### What you need to do
For each line in the records that contains "extra", make a copy.

### Provided entries
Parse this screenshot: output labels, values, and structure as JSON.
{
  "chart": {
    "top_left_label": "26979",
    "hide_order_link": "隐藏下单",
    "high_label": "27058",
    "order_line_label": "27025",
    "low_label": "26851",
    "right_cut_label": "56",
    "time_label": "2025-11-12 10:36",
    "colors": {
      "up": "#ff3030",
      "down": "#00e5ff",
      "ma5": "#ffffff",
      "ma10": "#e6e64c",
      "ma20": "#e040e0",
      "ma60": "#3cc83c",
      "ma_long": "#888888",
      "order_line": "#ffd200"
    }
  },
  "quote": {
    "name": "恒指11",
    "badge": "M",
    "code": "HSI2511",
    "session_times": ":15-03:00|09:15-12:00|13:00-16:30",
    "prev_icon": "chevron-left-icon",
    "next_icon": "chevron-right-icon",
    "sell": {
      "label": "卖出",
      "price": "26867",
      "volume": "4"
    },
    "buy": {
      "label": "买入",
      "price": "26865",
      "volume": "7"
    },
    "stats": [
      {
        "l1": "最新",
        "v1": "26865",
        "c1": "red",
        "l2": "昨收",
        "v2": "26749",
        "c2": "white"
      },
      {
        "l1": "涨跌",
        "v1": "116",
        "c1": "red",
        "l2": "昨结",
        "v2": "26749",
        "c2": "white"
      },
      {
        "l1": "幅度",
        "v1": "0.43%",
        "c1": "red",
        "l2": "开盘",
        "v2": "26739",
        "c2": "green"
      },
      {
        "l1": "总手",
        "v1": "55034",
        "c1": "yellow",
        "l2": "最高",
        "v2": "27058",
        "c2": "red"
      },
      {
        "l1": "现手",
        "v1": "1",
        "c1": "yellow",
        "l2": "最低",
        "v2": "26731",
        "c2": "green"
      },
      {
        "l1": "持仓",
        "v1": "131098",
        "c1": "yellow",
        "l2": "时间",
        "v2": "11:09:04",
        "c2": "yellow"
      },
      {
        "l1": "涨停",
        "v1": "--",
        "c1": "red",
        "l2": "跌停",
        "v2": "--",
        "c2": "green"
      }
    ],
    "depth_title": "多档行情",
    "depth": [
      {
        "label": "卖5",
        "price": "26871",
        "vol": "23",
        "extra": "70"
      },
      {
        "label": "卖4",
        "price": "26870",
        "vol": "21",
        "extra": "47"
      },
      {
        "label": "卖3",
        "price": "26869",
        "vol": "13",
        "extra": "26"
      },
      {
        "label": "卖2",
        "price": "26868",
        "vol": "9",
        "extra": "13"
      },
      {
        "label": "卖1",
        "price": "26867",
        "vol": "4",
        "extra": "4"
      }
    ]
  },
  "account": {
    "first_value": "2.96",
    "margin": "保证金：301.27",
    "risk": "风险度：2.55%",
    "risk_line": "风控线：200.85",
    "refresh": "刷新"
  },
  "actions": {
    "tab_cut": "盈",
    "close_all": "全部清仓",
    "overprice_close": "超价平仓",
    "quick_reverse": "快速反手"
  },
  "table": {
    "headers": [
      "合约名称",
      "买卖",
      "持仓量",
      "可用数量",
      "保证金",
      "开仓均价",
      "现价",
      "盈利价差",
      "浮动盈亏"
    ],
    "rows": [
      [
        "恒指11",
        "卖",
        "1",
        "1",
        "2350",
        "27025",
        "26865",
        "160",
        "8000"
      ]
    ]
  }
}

### Exercise output
        "extra": "70"
        "extra": "47"
        "extra": "26"
        "extra": "13"
        "extra": "4"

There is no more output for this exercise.